    Engelland, in a lot of the circumstances that Hartley has been placing him in, has not made me super worried. I like his usage, and seems to be doing well (when you hear that Engs got scoring chances, after a d-zone start, as an example).

    However, something that remains inexcusable and that I will never understand is Engs on the PK. Hartley has lost his mind.

  • Toofun

    He has been better this year but it is still frustrating when he receives a pass from his defense partner, has all the time in the world, looks up ice and headmans the puck to… absolutely nobody, bringing it back to our own end for a faceoff and killing any type of offensive opportunity we may have generated on the play.

  • KACaribou

    All numbers aside, Engelland brings his lunch bucket to work every day. Besides his steady, but not outstanding play, he brings an intangible that we don’t have in any of the other top 6 and that is toughness. He finishes his checks hard – and will fight with anyone in the league to defend a teammate. Nice to see something nice written about him, good job Pike.

  • everton fc

    It’s clearly the beard. Awesome.

    One thing Kulak said, that Engelland talked to him a lot about things happening on the ice. In other words, it appears Engelland may be a good coach. A good coach to have, on the ice.

  • Derzie

    How appropriate that this article sends some deserved praise at Deryk and lo and behold Hartley feeds him popcorn for Smid. Hartley is losing his mind. Russell should be elbow deep in popcorn, not Engelland.

    • KACaribou
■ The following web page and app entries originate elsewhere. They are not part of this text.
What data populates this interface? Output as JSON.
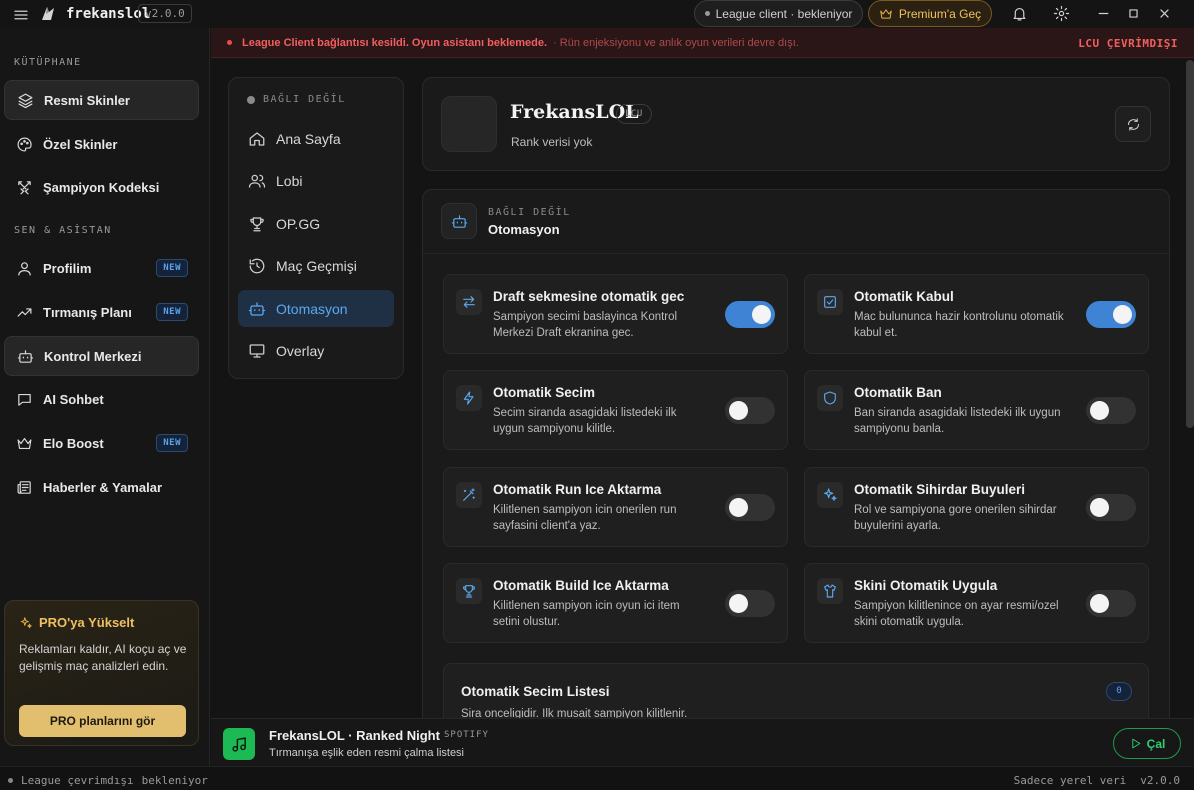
{
  "app": {
    "name": "frekanslol",
    "version": "v2.0.0"
  },
  "titlebar": {
    "client_status": "League client · bekleniyor",
    "premium_label": "Premium'a Geç"
  },
  "sidebar": {
    "library_label": "KÜTÜPHANE",
    "library_items": [
      {
        "label": "Resmi Skinler",
        "icon": "layers-icon",
        "active": true
      },
      {
        "label": "Özel Skinler",
        "icon": "palette-icon"
      },
      {
        "label": "Şampiyon Kodeksi",
        "icon": "swords-icon"
      }
    ],
    "assistant_label": "SEN & ASİSTAN",
    "assistant_items": [
      {
        "label": "Profilim",
        "icon": "user-icon",
        "badge": "NEW"
      },
      {
        "label": "Tırmanış Planı",
        "icon": "trending-up-icon",
        "badge": "NEW"
      },
      {
        "label": "Kontrol Merkezi",
        "icon": "bot-icon",
        "active": true
      },
      {
        "label": "AI Sohbet",
        "icon": "chat-icon"
      },
      {
        "label": "Elo Boost",
        "icon": "crown-icon",
        "badge": "NEW"
      },
      {
        "label": "Haberler & Yamalar",
        "icon": "newspaper-icon"
      }
    ],
    "pro": {
      "title": "PRO'ya Yükselt",
      "desc": "Reklamları kaldır, AI koçu aç ve gelişmiş maç analizleri edin.",
      "cta": "PRO planlarını gör"
    }
  },
  "banner": {
    "message": "League Client bağlantısı kesildi. Oyun asistanı beklemede.",
    "sub": "· Rün enjeksiyonu ve anlık oyun verileri devre dışı.",
    "status": "LCU ÇEVRİMDIŞI"
  },
  "inner_nav": {
    "state": "BAĞLI DEĞİL",
    "items": [
      {
        "label": "Ana Sayfa",
        "icon": "home-icon"
      },
      {
        "label": "Lobi",
        "icon": "users-icon"
      },
      {
        "label": "OP.GG",
        "icon": "trophy-icon"
      },
      {
        "label": "Maç Geçmişi",
        "icon": "history-icon"
      },
      {
        "label": "Otomasyon",
        "icon": "bot-icon",
        "active": true
      },
      {
        "label": "Overlay",
        "icon": "monitor-icon"
      }
    ]
  },
  "profile": {
    "name": "FrekansLOL",
    "badge": "LCU",
    "rank": "Rank verisi yok"
  },
  "automation": {
    "kicker": "BAĞLI DEĞİL",
    "title": "Otomasyon",
    "tiles": [
      {
        "title": "Draft sekmesine otomatik gec",
        "desc": "Sampiyon secimi baslayinca Kontrol Merkezi Draft ekranina gec.",
        "icon": "swap-icon",
        "on": true
      },
      {
        "title": "Otomatik Kabul",
        "desc": "Mac bulununca hazir kontrolunu otomatik kabul et.",
        "icon": "check-square-icon",
        "on": true
      },
      {
        "title": "Otomatik Secim",
        "desc": "Secim siranda asagidaki listedeki ilk uygun sampiyonu kilitle.",
        "icon": "bolt-icon",
        "on": false
      },
      {
        "title": "Otomatik Ban",
        "desc": "Ban siranda asagidaki listedeki ilk uygun sampiyonu banla.",
        "icon": "shield-icon",
        "on": false
      },
      {
        "title": "Otomatik Run Ice Aktarma",
        "desc": "Kilitlenen sampiyon icin onerilen run sayfasini client'a yaz.",
        "icon": "wand-icon",
        "on": false
      },
      {
        "title": "Otomatik Sihirdar Buyuleri",
        "desc": "Rol ve sampiyona gore onerilen sihirdar buyulerini ayarla.",
        "icon": "sparkles-icon",
        "on": false
      },
      {
        "title": "Otomatik Build Ice Aktarma",
        "desc": "Kilitlenen sampiyon icin oyun ici item setini olustur.",
        "icon": "trophy-icon",
        "on": false
      },
      {
        "title": "Skini Otomatik Uygula",
        "desc": "Sampiyon kilitlenince on ayar resmi/ozel skini otomatik uygula.",
        "icon": "shirt-icon",
        "on": false
      }
    ],
    "pick_list": {
      "title": "Otomatik Secim Listesi",
      "sub": "Sira onceligidir. Ilk musait sampiyon kilitlenir.",
      "count": "0"
    }
  },
  "player": {
    "title": "FrekansLOL · Ranked Night",
    "source": "SPOTIFY",
    "sub": "Tırmanışa eşlik eden resmi çalma listesi",
    "play_label": "Çal"
  },
  "statusbar": {
    "left": "League çevrimdışı",
    "left2": "bekleniyor",
    "right1": "Sadece yerel veri",
    "right2": "v2.0.0"
  }
}
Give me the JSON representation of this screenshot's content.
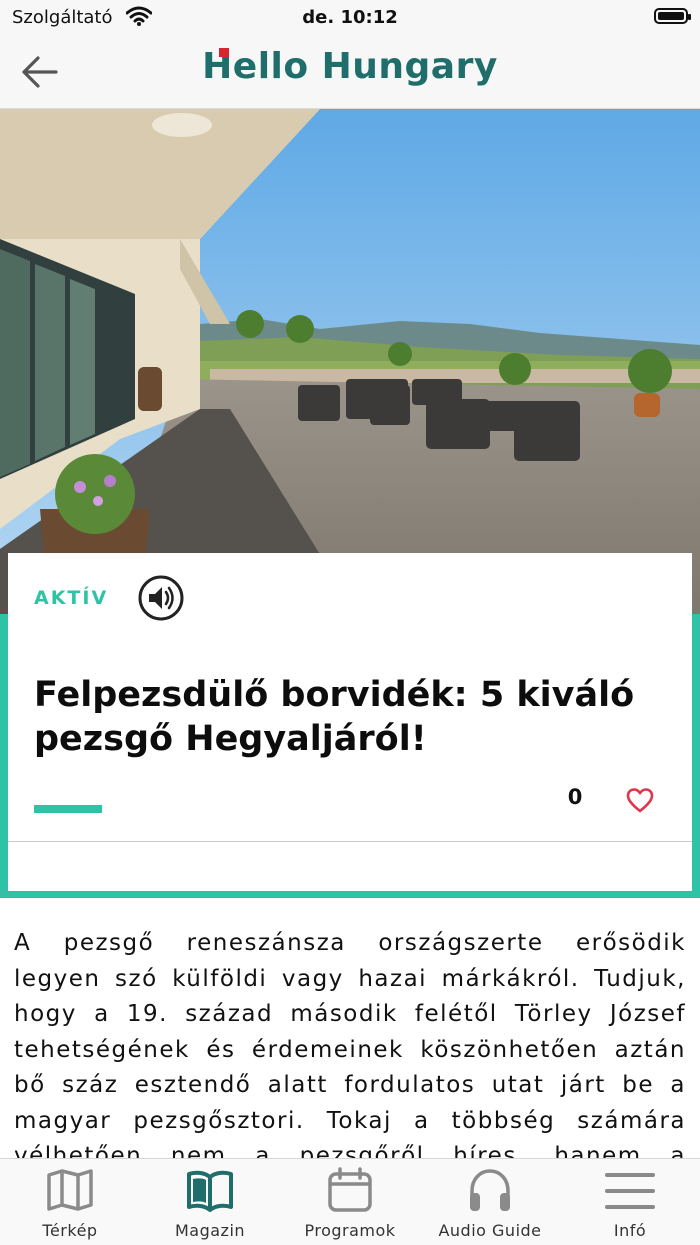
{
  "status_bar": {
    "carrier": "Szolgáltató",
    "time": "de. 10:12"
  },
  "header": {
    "logo_text": "Hello Hungary",
    "back_icon": "arrow-left-icon"
  },
  "article": {
    "category": "AKTÍV",
    "title": "Felpezsdülő borvidék: 5 kiváló pezsgő Hegyaljáról!",
    "like_count": "0",
    "body": "A pezsgő reneszánsza országszerte erősödik legyen szó külföldi vagy hazai márkákról. Tudjuk, hogy a 19. század második felétől Törley József tehetségének és érdemeinek köszönhetően aztán bő száz esztendő alatt fordulatos utat járt be a magyar pezsgősztori. Tokaj a többség számára vélhetően nem a pezsgőről híres, hanem a világhírű aszúról."
  },
  "colors": {
    "accent": "#2fc3a6",
    "brand": "#1f6e6b",
    "heart": "#e0374b"
  },
  "tabs": [
    {
      "label": "Térkép",
      "icon": "map-icon",
      "active": false
    },
    {
      "label": "Magazin",
      "icon": "open-book-icon",
      "active": true
    },
    {
      "label": "Programok",
      "icon": "calendar-icon",
      "active": false
    },
    {
      "label": "Audio Guide",
      "icon": "headphones-icon",
      "active": false
    },
    {
      "label": "Infó",
      "icon": "menu-icon",
      "active": false
    }
  ]
}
      Good observation, but I think it is because Engelland and Smid are both tough, lunchpail guys, so they are easy to interchange with one another. To be fair, Hartley announced this before the article was published. And for all we know Engelland could be nursing some aches from the pounding he takes by delivering out there.